It’s important to note that I never met Uncle #1. He died almost thirty years ago, while he was still a young man.
He was a teacher in my family’s homeland of El Salvador. Uncle #1 was married with three kids (Cousins #2, #4, #6 – whom I will write about in future posts), and he existed comfortably in a war-torn land – an anomaly of course.
He established such a stellar reputation as a passionate, intelligent educator that he was named Teacher of the Year for the entire country. The black-and-white photo of him shaking the Salvadoran president’s hand maintains a place of honor in my mother’s home to this day.
Despite his prestige and status, he was vocal about his discontent with the Salvadoran government. Most people in his situation would have kept their mouths shut and refrained from dark asides about social injustice or rants about economic exploitation.
But Uncle #1 had the crazy notion that people should know what was going on. His insistence on educating poor people attracted the attention of El Salvador’s death squads.
These militia groups had figured out that the biggest danger to their campaign was the leftist virus of literacy. They realized that if campesinos learned how to read, they would get their hands on degenerate books that claimed they had rights or that the landowners exploited them or some other outlandish idea.
So they encouraged Uncle #1 to stop educating the poor. This encouragement took the form of a savage beating.
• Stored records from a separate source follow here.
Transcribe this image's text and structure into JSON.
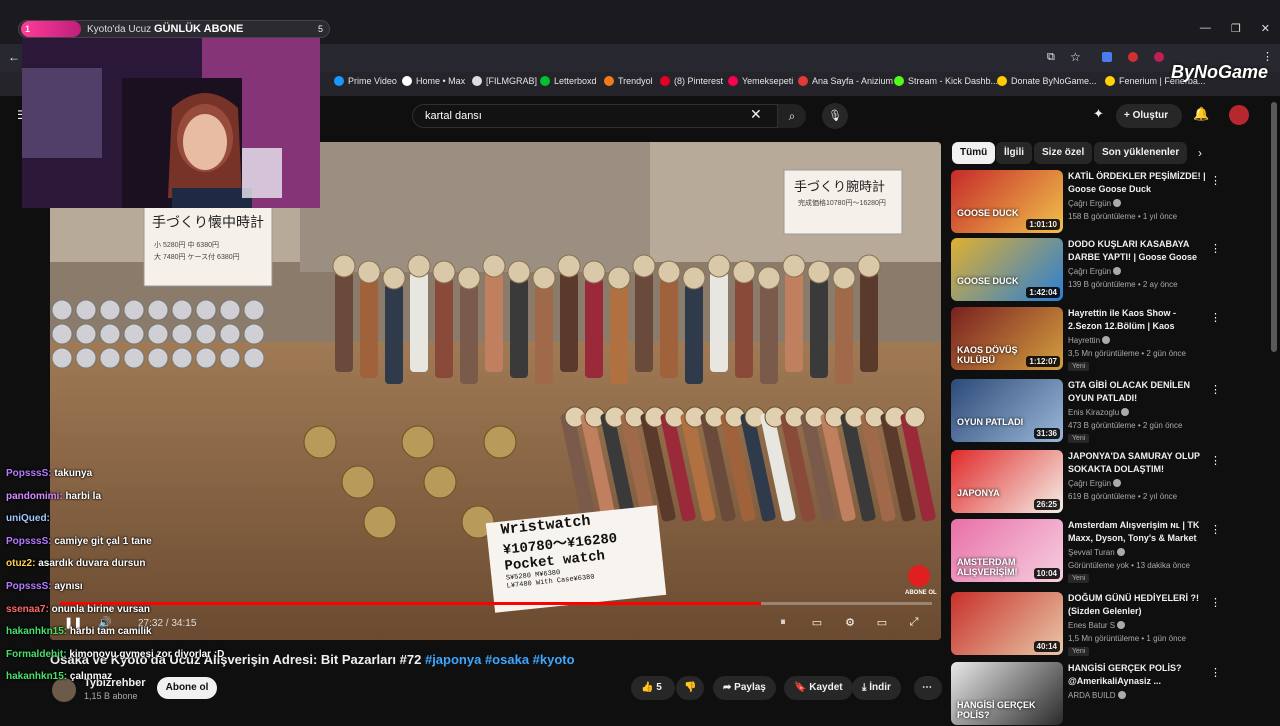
{
  "browser": {
    "tab": {
      "badge": "1",
      "title_prefix": "Kyoto'da Ucuz",
      "title_bold": "GÜNLÜK ABONE",
      "count": "5"
    },
    "window_controls": [
      "—",
      "❐",
      "✕"
    ],
    "bookmarks": [
      {
        "label": "Prime Video",
        "color": "#1a98ff"
      },
      {
        "label": "Home • Max",
        "color": "#ffffff"
      },
      {
        "label": "[FILMGRAB]",
        "color": "#dddddd"
      },
      {
        "label": "Letterboxd",
        "color": "#00c030"
      },
      {
        "label": "Trendyol",
        "color": "#f27a1a"
      },
      {
        "label": "(8) Pinterest",
        "color": "#e60023"
      },
      {
        "label": "Yemeksepeti",
        "color": "#fa0050"
      },
      {
        "label": "Ana Sayfa - Anizium",
        "color": "#e03a3a"
      },
      {
        "label": "Stream - Kick Dashb...",
        "color": "#53fc18"
      },
      {
        "label": "Donate ByNoGame...",
        "color": "#ffcc00"
      },
      {
        "label": "Fenerium | Fenerba...",
        "color": "#ffd400"
      }
    ],
    "brand": "ByNoGame"
  },
  "youtube": {
    "search_value": "kartal dansı",
    "create_label": "Oluştur"
  },
  "video": {
    "time": "27:32 / 34:15",
    "progress": 0.804,
    "title_prefix": "Osaka ve Kyoto'da Ucuz Alışverişin Adresi: Bit Pazarları #72",
    "hashtags": [
      "#japonya",
      "#osaka",
      "#kyoto"
    ],
    "sign_wristwatch": "Wristwatch",
    "sign_price1": "¥10780〜¥16280",
    "sign_pocket": "Pocket watch",
    "sign_small1": "S¥5280",
    "sign_small2": "L¥7480",
    "sign_small3": "M¥6380",
    "sign_small4": "With Case¥6380",
    "jp_sign_left": "手づくり懐中時計",
    "jp_sign_right": "手づくり腕時計",
    "jp_sign_right_sub": "完成価格10780円〜16280円",
    "jp_left_sub1": "小 5280円   中 6380円",
    "jp_left_sub2": "大 7480円   ケース付 6380円",
    "subscribe_sticker": "ABONE OL"
  },
  "channel": {
    "name": "Tybizrehber",
    "subs": "1,15 B abone",
    "subscribe": "Abone ol"
  },
  "actions": {
    "likes": "5",
    "share": "Paylaş",
    "save": "Kaydet",
    "download": "İndir"
  },
  "chat": [
    {
      "user": "PopsssS:",
      "msg": "takunya",
      "color": "#b47cff"
    },
    {
      "user": "pandomimi:",
      "msg": "harbi la",
      "color": "#d38bff"
    },
    {
      "user": "uniQued:",
      "msg": "",
      "color": "#9ec8ff"
    },
    {
      "user": "PopsssS:",
      "msg": "camiye git çal 1 tane",
      "color": "#b47cff"
    },
    {
      "user": "otuz2:",
      "msg": "asardık duvara dursun",
      "color": "#ffd24a"
    },
    {
      "user": "PopsssS:",
      "msg": "aynısı",
      "color": "#b47cff"
    },
    {
      "user": "ssenaa7:",
      "msg": "onunla birine vursan",
      "color": "#ff6a6a"
    },
    {
      "user": "hakanhkn15:",
      "msg": "harbi tam camilik",
      "color": "#48e06b"
    },
    {
      "user": "Formaldehit:",
      "msg": "kimonoyu gymesi zor diyorlar :D",
      "color": "#48e06b"
    },
    {
      "user": "hakanhkn15:",
      "msg": "çalınmaz",
      "color": "#48e06b"
    }
  ],
  "sidebar": {
    "chips": [
      "Tümü",
      "İlgili",
      "Size özel",
      "Son yüklenenler"
    ],
    "recommendations": [
      {
        "title": "KATİL ÖRDEKLER PEŞİMİZDE! | Goose Goose Duck",
        "channel": "Çağrı Ergün",
        "meta": "158 B görüntüleme • 1 yıl önce",
        "duration": "1:01:10",
        "new": "",
        "thumb_text": "GOOSE DUCK",
        "colors": [
          "#c62a2a",
          "#f0c24b"
        ]
      },
      {
        "title": "DODO KUŞLARI KASABAYA DARBE YAPTI! | Goose Goose ...",
        "channel": "Çağrı Ergün",
        "meta": "139 B görüntüleme • 2 ay önce",
        "duration": "1:42:04",
        "new": "",
        "thumb_text": "GOOSE DUCK",
        "colors": [
          "#e0b030",
          "#2a7fd6"
        ]
      },
      {
        "title": "Hayrettin ile Kaos Show - 2.Sezon 12.Bölüm | Kaos Dövü...",
        "channel": "Hayrettin",
        "meta": "3,5 Mn görüntüleme • 2 gün önce",
        "duration": "1:12:07",
        "new": "Yeni",
        "thumb_text": "KAOS DÖVÜŞ KULÜBÜ",
        "colors": [
          "#7a2020",
          "#d4a040"
        ]
      },
      {
        "title": "GTA GİBİ OLACAK DENİLEN OYUN PATLADI! TÜRKİYE'DEKİ...",
        "channel": "Enis Kirazoglu",
        "meta": "473 B görüntüleme • 2 gün önce",
        "duration": "31:36",
        "new": "Yeni",
        "thumb_text": "OYUN PATLADI",
        "colors": [
          "#2c4a78",
          "#9bb8d8"
        ]
      },
      {
        "title": "JAPONYA'DA SAMURAY OLUP SOKAKTA DOLAŞTIM! (EFSAN...",
        "channel": "Çağrı Ergün",
        "meta": "619 B görüntüleme • 2 yıl önce",
        "duration": "26:25",
        "new": "",
        "thumb_text": "JAPONYA",
        "colors": [
          "#e02a2a",
          "#f5f0e8"
        ]
      },
      {
        "title": "Amsterdam Alışverişim ɴʟ | TK Maxx, Dyson, Tony's & Market ...",
        "channel": "Şevval Turan",
        "meta": "Görüntüleme yok • 13 dakika önce",
        "duration": "10:04",
        "new": "Yeni",
        "thumb_text": "AMSTERDAM ALIŞVERİŞİM!",
        "colors": [
          "#e86fa8",
          "#f6d0e0"
        ]
      },
      {
        "title": "DOĞUM GÜNÜ HEDİYELERİ ?! (Sizden Gelenler)",
        "channel": "Enes Batur S",
        "meta": "1,5 Mn görüntüleme • 1 gün önce",
        "duration": "40:14",
        "new": "Yeni",
        "thumb_text": "",
        "colors": [
          "#c8302a",
          "#e8c8a8"
        ]
      },
      {
        "title": "HANGİSİ GERÇEK POLİS? @AmerikaliAynasiz ...",
        "channel": "ARDA BUILD",
        "meta": "",
        "duration": "",
        "new": "",
        "thumb_text": "HANGİSİ GERÇEK POLİS?",
        "colors": [
          "#e8e8e8",
          "#2a2a2a"
        ]
      }
    ]
  }
}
However, he didn’t back down in the face of threats, and as opposed to almost everyone who ever lived, he risked his life for what he believed was right –- the kind of person who gets holidays named after him or whose name is etched in rocks and said in reverent whispers. At this point, he encroached on hero status. He was the tenacious man who could not be bullied or bossed.
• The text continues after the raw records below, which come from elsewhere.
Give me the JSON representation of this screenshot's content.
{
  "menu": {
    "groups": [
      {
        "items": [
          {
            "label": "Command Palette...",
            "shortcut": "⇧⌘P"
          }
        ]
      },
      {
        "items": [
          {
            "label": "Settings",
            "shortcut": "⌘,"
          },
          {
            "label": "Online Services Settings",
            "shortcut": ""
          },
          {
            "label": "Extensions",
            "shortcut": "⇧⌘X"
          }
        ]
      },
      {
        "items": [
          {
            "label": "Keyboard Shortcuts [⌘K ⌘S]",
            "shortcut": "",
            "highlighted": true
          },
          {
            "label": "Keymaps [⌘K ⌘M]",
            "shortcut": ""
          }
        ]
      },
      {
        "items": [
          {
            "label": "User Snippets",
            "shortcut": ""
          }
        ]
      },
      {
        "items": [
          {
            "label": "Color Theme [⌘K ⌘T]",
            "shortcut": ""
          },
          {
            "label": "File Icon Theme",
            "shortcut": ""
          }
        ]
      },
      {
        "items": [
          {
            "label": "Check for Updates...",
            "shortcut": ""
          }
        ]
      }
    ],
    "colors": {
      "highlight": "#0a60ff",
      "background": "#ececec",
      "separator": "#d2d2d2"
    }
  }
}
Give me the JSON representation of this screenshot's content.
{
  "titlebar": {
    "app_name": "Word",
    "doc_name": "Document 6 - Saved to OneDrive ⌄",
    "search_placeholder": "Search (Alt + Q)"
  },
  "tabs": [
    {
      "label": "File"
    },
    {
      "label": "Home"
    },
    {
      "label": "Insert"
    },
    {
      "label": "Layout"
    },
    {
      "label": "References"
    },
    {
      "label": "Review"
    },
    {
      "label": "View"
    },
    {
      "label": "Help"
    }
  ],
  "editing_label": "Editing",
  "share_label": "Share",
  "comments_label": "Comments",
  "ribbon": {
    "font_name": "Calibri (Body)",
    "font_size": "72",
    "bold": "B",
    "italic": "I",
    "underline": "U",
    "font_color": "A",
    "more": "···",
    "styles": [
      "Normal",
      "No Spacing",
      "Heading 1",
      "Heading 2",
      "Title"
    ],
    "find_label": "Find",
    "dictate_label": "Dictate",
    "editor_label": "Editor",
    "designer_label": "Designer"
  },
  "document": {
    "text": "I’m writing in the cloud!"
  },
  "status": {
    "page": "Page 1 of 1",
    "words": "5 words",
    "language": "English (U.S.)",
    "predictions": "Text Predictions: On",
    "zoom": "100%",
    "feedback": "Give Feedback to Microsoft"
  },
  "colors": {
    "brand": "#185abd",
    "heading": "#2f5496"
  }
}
Still, the line between martyred idol and anonymous victim is thin in places like El Salvador. And his fierce ideals and refusal to bow down meant little to the men who abducted him in the middle of the night and shot him multiple times. The death squad then mutilated his body as a graphic warning to others.
Some members of my family wonder if he died in vain. My viewpoint is that it is impossible for people to die in vain if they have lived their principles, and if those principles improved the lives of others. Both of these are true of Uncle #1.
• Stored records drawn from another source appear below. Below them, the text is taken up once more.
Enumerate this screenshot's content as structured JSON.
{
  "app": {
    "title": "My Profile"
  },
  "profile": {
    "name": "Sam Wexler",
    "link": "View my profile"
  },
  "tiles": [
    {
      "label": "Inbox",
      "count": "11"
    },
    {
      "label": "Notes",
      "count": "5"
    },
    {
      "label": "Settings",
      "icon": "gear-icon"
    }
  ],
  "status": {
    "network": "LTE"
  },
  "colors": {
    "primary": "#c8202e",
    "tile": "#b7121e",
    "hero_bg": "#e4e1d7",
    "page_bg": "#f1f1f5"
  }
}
After Uncle #1’s murder, my cousins moved to America. His oldest son, Cousin #2, says that he still feels his father’s presence at times.
Cousin #2 was a small child when his father died, and he has said that his final memory of the man is riding on his shoulders as they cut through a field. I was not there, obviously, but I can picture Uncle #1, striding forward with his laughing child on his back and the sun shining.
He is unafraid, and he believes in the future.